On day one of the president taking office, the economy was in a free fall, and thus it’s hardly a fair representation of his jobs record to include the job losses that occurred immediately after he took office. It’s akin to handing over the controls of a plane caught in an inverted death spiral and then blaming the new pilot for dropping another thousand feet while he rights the ship.

No doubt Obama picked the most ideal point in the timeline to use for day one of his job creation claim, and to a large degree deciding when to begin assigning credit or blame to a new incoming president is arbitrary. But it seems to me your article should have at least provided some context around the state of the economy at the time Obama took office and to acknowledge that it’s only fair for some date other than his inauguration date to be used as the basis for his jobs record, even if that date is ultimately subjective.

Barry Parshall
Portland, Ore.


More ‘Apology’ Notes

While you are correct that the president did not actually utter the words “we’re sorry,” the fact that he traveled around criticizing our country and our policies to foreign nations, and pledging not to continue previous policies is, in itself, a form of apology. [“False Claims in Final Debate,” Oct. 23.] He said we were wrong and he promised to change. I think in most people’s book that’s an apology .

When you were a child, and you did something wrong (or something that your parents thought was wrong), and as a child you said, “I was wrong and I won’t do that again,” that’s an apology for your actions! It’s an admission of guilt, and a promise to be “good.” Are you serious?

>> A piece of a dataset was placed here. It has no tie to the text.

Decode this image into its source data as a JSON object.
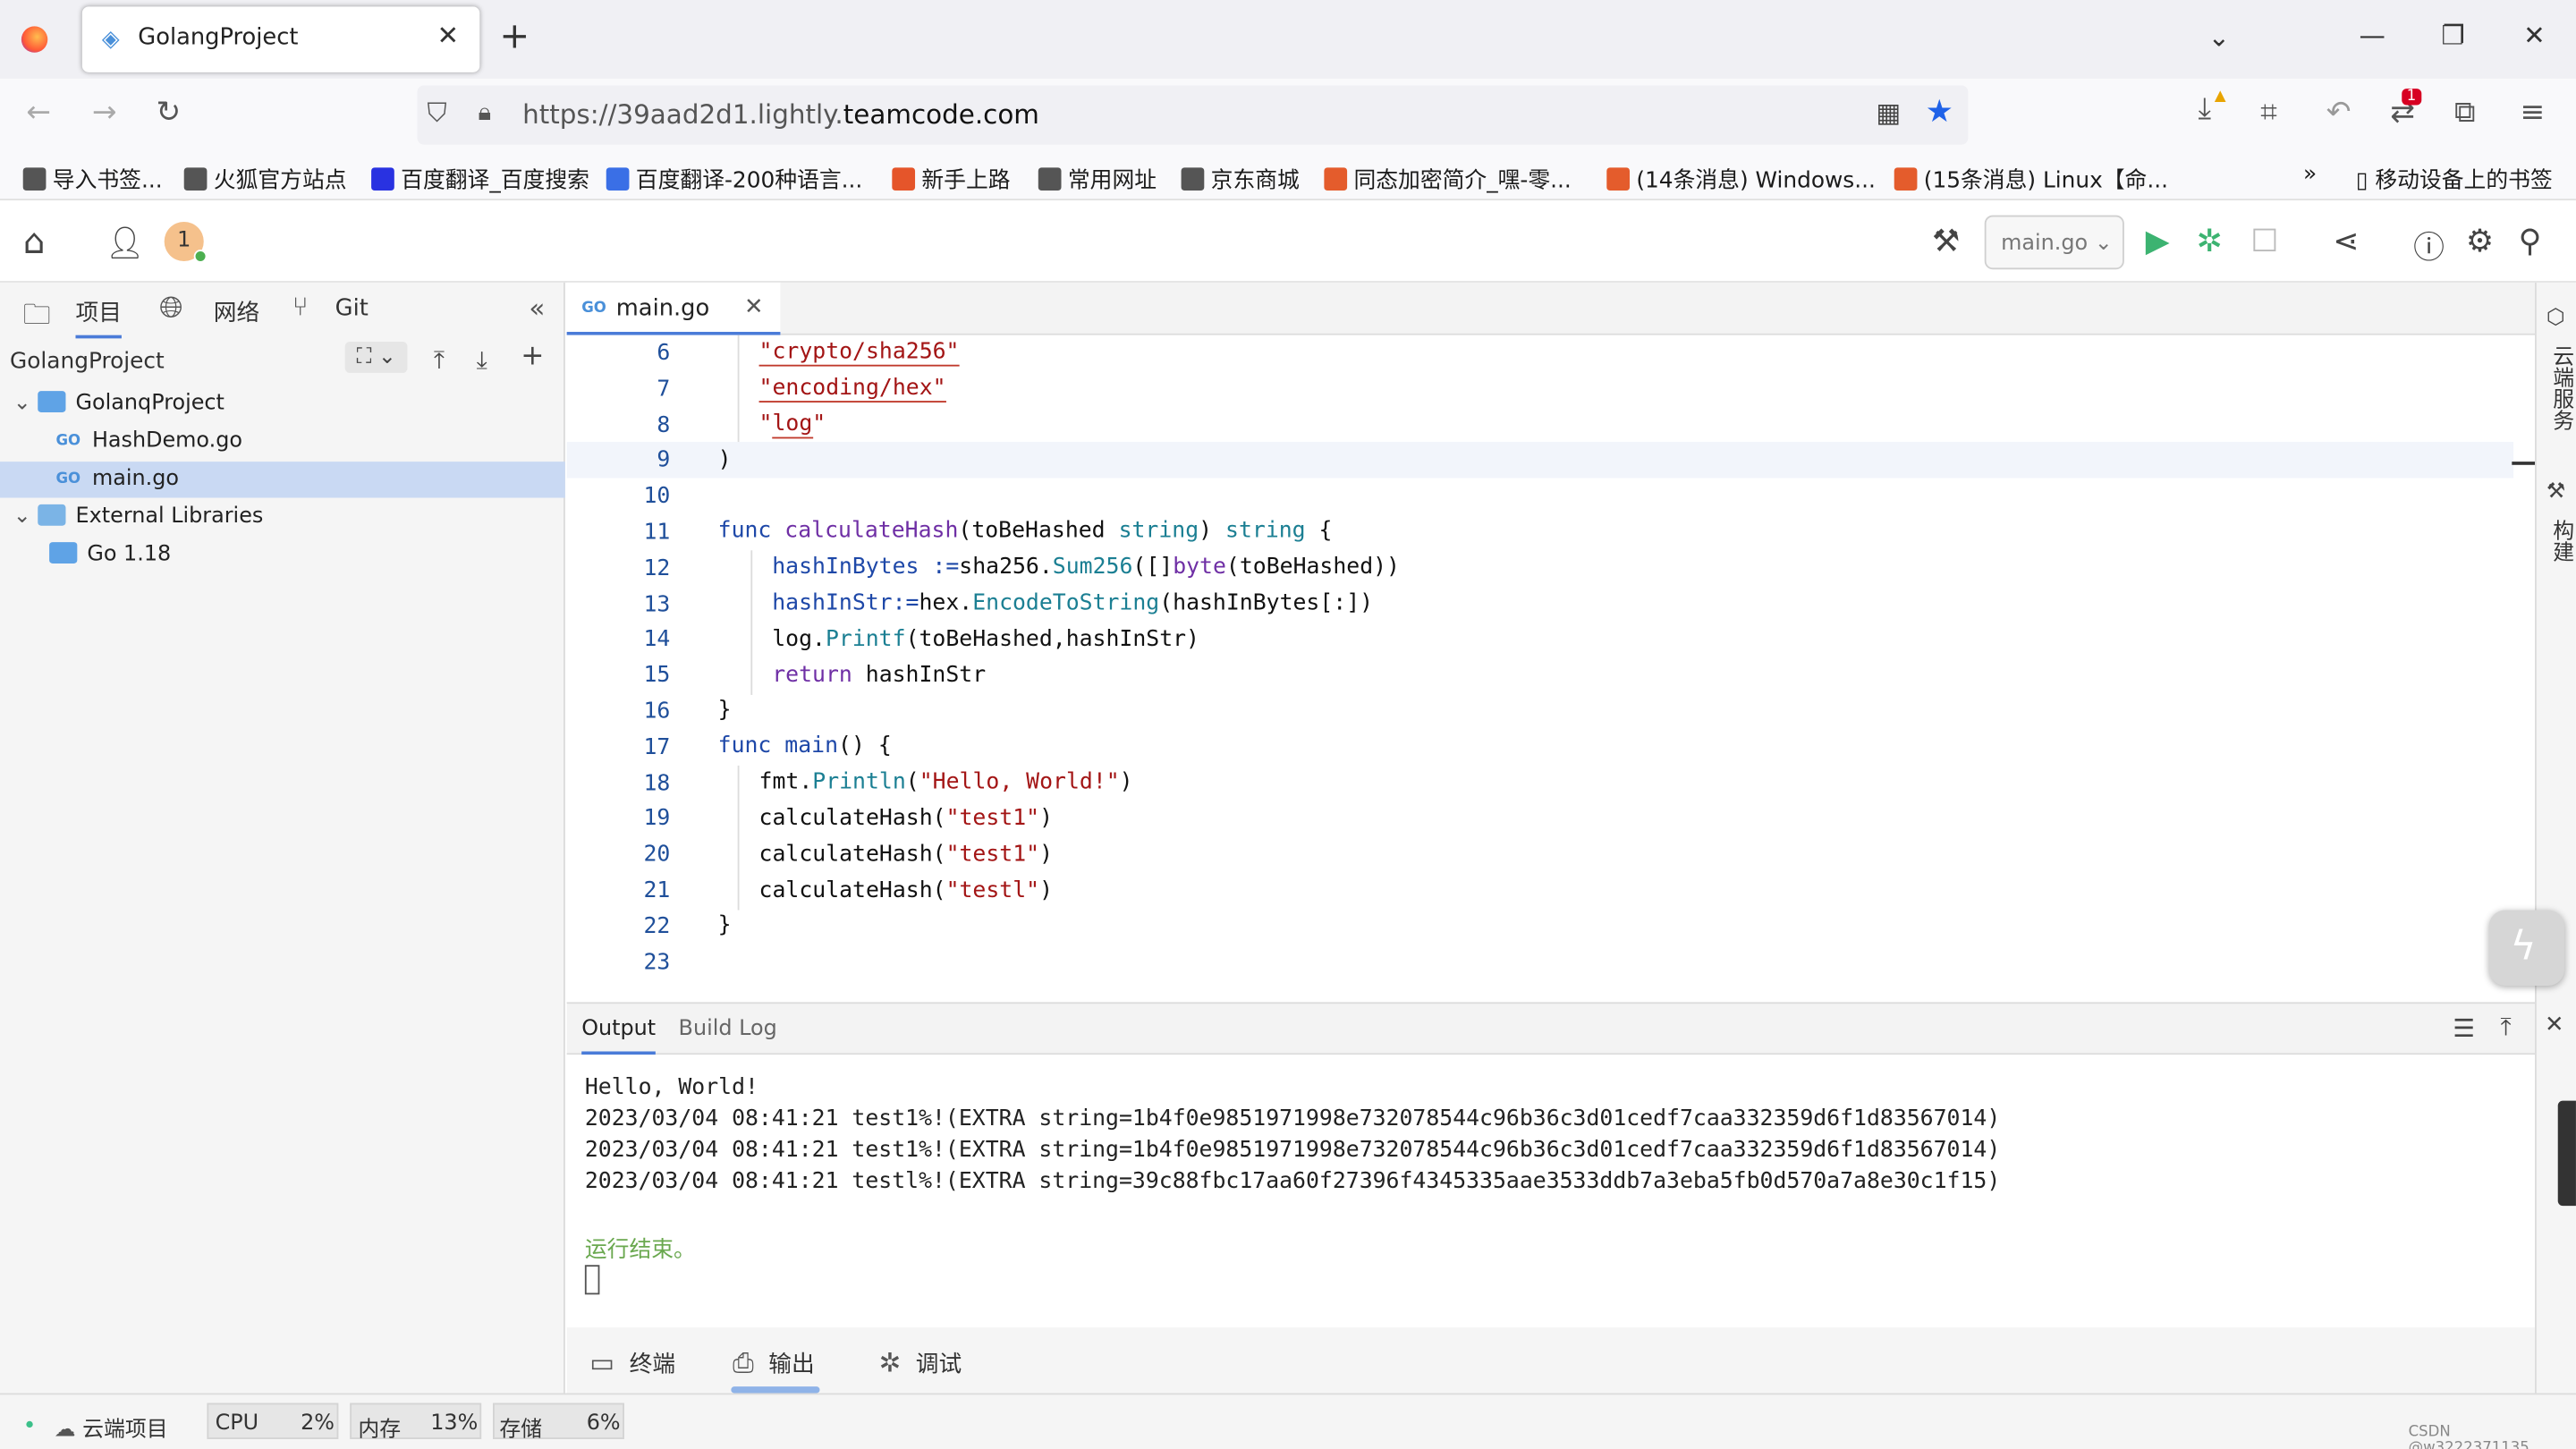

The President of the United States has no business telling foreign countries that the policies of previous administrations were wrong. It’s not his place to judge. And…BTW…who cares where he said it. When you’re the president, your words are carried far and wide.

If you want to say that the president never actually uttered those words, that’s one thing. But it was clearly an intent to apologize for our country and THAT should also be stated in your facts.

I’m a reader of yours but this is just a very bad call on your part.

Diane Mitchell
Scottsdale, Ariz.


Making ‘Freedom Count’

I wanted to write to thank you for your hard work at exposing the fallacies and supporting the truths this election season. I think it’s wonderful to see a group of people coming together to try to bring some honesty back to the political process, without partisan bias.

We have plenty of cases of Democrats calling out Republicans and Republicans calling out Democrats — what we need more of is people calling out lies regardless of political affiliation. (If I had my way, a member of your staff would be on stage alongside the moderator in all the presidential debates, with a little button you could hit to interrupt and call the candidates out when they tell a fib.)

FactCheck has been an invaluable tool to me this election season, and I very much wish more people would use it. I wish I’d known of your site before now.

Maybe if your site gets even more popular among the voting public, it will become something the candidates absolutely have to pay attention to, and they’ll stop lying. Maybe your work can help make honest men out of our politicians, so “politician” isn’t a dirty word to so many people anymore. We need to redeem our political process here in the USA, and I think you guys are at the front lines in that effort.

You only “make freedom count” by voting if you vote well-informed. Thanks for helping us do just that.

Robert Mohr
Pinellas Park, Fla.